## [What to do]
The count of lines below that include the string "data" is the whole answer; write it alone.

## [Record excerpts]
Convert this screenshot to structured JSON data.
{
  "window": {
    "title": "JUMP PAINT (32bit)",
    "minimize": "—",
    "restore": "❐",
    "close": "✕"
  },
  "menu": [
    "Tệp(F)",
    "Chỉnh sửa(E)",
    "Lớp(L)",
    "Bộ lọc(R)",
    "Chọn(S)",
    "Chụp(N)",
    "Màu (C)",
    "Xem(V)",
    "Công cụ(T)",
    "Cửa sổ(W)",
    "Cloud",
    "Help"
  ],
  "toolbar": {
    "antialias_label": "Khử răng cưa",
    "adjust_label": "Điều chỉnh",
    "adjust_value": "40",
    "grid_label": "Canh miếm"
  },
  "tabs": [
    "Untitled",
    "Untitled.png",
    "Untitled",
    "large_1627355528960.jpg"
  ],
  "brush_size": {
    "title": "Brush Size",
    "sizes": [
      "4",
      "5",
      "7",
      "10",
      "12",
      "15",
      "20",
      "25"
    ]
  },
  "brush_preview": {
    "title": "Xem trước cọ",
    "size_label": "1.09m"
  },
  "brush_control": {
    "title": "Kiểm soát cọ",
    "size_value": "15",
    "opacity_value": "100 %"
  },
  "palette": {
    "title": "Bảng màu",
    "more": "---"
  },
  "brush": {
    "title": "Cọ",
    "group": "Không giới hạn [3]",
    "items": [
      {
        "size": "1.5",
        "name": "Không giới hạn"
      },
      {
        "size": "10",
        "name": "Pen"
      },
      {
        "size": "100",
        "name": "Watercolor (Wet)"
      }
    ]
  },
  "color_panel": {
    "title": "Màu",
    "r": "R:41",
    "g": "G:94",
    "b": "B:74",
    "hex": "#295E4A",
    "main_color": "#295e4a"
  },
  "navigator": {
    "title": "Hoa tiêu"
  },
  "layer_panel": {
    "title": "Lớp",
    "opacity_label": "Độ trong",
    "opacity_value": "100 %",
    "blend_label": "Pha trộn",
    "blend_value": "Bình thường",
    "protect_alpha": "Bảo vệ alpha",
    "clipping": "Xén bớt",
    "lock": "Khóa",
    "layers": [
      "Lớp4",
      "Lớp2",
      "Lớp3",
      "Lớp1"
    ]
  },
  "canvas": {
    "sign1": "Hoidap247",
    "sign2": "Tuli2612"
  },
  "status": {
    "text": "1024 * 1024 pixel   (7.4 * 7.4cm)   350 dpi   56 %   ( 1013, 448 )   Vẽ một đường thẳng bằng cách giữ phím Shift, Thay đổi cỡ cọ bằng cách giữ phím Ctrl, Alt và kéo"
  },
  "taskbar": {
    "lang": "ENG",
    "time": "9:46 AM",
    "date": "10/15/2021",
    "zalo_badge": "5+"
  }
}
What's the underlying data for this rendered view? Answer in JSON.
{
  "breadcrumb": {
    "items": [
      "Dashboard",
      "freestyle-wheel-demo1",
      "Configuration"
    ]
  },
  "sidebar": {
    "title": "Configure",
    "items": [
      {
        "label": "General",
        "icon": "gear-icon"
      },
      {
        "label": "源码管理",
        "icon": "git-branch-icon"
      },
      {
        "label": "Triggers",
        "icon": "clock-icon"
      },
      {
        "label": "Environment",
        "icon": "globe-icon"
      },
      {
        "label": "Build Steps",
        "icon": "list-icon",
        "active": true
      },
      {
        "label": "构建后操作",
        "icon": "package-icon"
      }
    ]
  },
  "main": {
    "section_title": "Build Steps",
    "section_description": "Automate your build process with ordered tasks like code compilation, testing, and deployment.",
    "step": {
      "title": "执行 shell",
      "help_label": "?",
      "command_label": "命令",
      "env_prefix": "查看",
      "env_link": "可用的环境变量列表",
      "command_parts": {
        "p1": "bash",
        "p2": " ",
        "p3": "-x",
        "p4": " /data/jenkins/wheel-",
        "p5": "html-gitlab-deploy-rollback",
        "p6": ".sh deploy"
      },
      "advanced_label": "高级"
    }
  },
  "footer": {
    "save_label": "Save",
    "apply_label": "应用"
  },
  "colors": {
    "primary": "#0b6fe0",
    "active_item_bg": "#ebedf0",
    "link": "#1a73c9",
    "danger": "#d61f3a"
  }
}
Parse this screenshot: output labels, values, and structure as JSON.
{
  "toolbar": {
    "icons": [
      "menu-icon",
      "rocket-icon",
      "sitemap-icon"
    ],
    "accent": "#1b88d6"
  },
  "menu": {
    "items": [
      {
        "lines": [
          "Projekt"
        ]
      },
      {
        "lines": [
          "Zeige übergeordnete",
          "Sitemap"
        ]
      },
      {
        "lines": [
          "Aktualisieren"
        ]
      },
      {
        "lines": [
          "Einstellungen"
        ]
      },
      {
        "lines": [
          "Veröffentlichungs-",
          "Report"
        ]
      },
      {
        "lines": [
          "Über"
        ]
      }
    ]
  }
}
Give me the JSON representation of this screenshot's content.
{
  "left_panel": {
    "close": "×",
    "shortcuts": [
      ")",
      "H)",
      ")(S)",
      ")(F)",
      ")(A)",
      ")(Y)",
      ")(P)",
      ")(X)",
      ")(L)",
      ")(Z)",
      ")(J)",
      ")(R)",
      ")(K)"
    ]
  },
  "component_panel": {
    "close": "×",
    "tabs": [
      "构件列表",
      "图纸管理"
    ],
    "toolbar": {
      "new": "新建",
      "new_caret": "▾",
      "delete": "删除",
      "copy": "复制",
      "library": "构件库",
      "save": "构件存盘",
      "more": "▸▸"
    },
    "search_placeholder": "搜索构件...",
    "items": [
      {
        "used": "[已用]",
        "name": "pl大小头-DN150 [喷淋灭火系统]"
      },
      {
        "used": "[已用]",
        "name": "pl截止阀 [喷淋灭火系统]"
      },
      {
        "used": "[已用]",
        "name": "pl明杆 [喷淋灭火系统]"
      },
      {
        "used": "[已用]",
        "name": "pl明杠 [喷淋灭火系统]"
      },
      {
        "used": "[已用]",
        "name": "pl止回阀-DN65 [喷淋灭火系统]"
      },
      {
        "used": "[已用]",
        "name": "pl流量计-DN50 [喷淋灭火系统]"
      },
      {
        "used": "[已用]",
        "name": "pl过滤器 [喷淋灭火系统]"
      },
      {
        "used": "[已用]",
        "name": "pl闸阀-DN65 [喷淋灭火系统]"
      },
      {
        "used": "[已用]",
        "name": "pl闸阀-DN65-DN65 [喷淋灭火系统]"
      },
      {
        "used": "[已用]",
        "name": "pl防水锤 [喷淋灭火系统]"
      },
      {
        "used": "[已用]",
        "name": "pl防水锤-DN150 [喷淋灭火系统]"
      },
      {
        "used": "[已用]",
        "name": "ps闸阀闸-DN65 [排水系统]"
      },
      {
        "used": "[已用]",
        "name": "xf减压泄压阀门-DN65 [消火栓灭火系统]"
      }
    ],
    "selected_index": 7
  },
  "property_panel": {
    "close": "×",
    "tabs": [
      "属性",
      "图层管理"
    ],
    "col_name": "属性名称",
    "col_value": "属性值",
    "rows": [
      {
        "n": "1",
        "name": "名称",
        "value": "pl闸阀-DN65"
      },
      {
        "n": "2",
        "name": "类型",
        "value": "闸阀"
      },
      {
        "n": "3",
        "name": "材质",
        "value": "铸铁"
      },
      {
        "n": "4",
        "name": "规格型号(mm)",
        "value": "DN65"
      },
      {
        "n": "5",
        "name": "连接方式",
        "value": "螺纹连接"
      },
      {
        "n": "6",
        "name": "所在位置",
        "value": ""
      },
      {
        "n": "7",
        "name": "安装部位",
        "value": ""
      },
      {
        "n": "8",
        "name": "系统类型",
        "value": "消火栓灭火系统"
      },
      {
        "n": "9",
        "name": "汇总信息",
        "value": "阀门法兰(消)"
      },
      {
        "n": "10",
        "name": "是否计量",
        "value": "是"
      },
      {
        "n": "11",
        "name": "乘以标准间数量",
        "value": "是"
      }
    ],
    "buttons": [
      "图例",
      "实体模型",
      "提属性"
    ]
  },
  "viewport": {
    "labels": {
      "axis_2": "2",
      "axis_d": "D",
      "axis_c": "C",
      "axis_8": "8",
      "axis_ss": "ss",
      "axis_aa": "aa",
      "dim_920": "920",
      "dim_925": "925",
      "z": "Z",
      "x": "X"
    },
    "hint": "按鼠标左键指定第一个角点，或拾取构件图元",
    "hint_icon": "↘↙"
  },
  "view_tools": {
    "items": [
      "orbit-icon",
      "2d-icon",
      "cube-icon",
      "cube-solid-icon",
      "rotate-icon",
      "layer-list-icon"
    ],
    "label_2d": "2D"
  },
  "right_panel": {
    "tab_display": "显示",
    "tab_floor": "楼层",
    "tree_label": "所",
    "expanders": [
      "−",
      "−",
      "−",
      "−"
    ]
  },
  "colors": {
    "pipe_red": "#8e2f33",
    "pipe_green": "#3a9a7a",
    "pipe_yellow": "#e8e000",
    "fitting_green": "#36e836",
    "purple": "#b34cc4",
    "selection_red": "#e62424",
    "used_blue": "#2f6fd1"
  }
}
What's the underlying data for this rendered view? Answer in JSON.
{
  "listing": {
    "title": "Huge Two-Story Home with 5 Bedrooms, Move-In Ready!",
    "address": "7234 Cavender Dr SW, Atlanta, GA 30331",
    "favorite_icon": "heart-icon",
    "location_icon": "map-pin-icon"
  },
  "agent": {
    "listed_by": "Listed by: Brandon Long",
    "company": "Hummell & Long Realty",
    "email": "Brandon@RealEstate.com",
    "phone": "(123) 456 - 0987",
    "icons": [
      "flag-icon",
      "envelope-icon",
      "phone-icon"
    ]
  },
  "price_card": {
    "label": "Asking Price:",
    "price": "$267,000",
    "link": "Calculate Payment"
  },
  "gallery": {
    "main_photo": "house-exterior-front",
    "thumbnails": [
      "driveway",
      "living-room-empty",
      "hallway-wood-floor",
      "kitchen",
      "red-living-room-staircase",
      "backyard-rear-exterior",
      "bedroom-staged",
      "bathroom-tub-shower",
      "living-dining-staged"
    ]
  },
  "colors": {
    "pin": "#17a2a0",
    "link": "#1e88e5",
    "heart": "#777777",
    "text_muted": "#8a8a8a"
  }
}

## [Exercise output]
4